You would think once we moved to Canada in December 2007 that all our problem with the United States government would be over. But that would not be the case.  U.S. law poured salt into our wounds by banning Emilio from re-entering the US for ten years, on the grounds that his departure in the midst of the government's appeal counted as a self-deportation.   The idea that we have been forced out for at least ten years or possibly forever, sickens me. This was never more true than a few weeks ago when we watched as the Ugandan legislator, David Bahati, obtained a visitor's visa to visit the US in December. Bahati is the  author and proponent of the infamous bill in the Ugandan Parliament that calls for gay people to face life imprisonment or, even, execution if they are convicted of having practiced homosexuality.  And our government gave Mr. Bahati a visitor visa, despite protests to Secretary of State Clinton to deny his application because of his advocacy of anti-gay hate and capital punishment for gays and lesbians. And at the same time, my darling spouse, Emilio, who has the kindest heart of any person that I know, is unable to obtain that same visitor’s visa.  We are unable to return to New Jersey for Christmas or Thanksgiving. We cannot visit my siblings or parents. It is all off-limits to us.  I have more rights as a permanent resident in Canada than I ever had as a United States citizen.

As we enter the new year, Emilio and I are now completing our applications for Canadian citizenship. This in a way caps our nearly decade long quest for equality. As Canadians we will not suffer the legal discrimination by the federal government that all gay Americans are forced to endure. I hope one day that we will return to the United States, equal under the law.

Recently we joined the effort to Stop The Deportations of gay and lesbian spouses of American citizens. With the guidance of my attorney, I filed a Petition for Alien Relative for Emilio. We intend to advocate for the approval of that petition by reaching out to our elected officials in New Jersey.  We understand that the federal government takes the position that it cannot recognize our legal, valid marriage. However, there is a higher principle of fairness and justice that will eventually bring a new reality to bear. The Defense of Marriage Act which dictates that the U.S. government cannot recognize the marriages of gay and lesbian couples, must be fought resolutely and aggressively and it must be defeated. To be sure that no other couple ever goes through the hell we experienced, to be sure that no more families are torn apart, and to be sure that all Americans are treated equally regardless of their sexual orientation, we must engage in this struggle.

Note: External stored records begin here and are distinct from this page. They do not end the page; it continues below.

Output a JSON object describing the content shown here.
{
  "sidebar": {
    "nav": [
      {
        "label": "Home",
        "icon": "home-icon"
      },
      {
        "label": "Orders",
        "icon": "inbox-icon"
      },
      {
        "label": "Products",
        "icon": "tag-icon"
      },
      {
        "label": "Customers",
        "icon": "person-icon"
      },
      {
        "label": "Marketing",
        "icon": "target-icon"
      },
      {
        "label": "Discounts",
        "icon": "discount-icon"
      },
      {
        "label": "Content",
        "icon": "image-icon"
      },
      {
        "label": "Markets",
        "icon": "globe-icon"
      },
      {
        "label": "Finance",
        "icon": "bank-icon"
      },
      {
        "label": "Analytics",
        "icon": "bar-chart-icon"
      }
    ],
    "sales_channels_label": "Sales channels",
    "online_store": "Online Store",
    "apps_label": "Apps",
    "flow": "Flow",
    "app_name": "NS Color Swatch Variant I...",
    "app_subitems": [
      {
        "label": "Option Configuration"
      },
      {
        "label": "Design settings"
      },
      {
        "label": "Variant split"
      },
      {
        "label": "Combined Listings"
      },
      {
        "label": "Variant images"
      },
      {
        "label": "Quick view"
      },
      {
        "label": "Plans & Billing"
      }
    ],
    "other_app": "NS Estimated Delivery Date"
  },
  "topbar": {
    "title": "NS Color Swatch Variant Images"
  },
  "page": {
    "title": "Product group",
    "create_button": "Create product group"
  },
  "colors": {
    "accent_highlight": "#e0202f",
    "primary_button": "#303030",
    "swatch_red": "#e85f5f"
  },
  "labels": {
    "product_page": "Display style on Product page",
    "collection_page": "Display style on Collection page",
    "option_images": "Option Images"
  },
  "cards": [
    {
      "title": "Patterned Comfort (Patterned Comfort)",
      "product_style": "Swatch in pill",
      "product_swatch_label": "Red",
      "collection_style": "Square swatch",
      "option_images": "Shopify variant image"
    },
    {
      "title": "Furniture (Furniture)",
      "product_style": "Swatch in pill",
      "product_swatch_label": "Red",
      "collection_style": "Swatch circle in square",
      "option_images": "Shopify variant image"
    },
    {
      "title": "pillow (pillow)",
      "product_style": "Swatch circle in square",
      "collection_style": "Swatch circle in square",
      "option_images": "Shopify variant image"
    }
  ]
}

As we begin a new year living in forced exile simply because we are gay, we continue to fight so that we can return to our life in the United States.  We urge those reading our story to learn how you can get involved to support this effort.


  1. I have followed your odyssey for a while now, sharing your frustration with the US gov't yet happy that you have found a place to live life to its fullest. Now, reading in more detail exactly what you two have gone through, my eyes are watering as I understand part of your journey but not quite all, until now. I had no idea that you are basically banned from the US for 10 years.

  2. Good luck on your Petition for Emilio. Your story is especially disturbing considering the massive amount of marriage fraud perpetrated by straight (or supposedly straight) illegal aliens. The US government does not give USCIS the resources to fight this fraud, but they have the resources to persecute couples like you, though. Every fraudulent green card that is approved is a slap in the face to every gay US citizen. Please fight your I-130 denial all the way to the Supreme Court so we can destroy DOMA!

  3. @Anonymous - and consider how many fraudulent green cards would be stopped if gay marriage were allowed because as it now stands many gays I know are forced to use fraudulent marriage simply to slap the US govt in the face for policies that deport and separate couples like Tom & Emilio.

    To the couple, I am grateful for fair nations like Canada and hope one day you will be able to tell your story to the US Congress in support of DOMA repeal and be able to return home.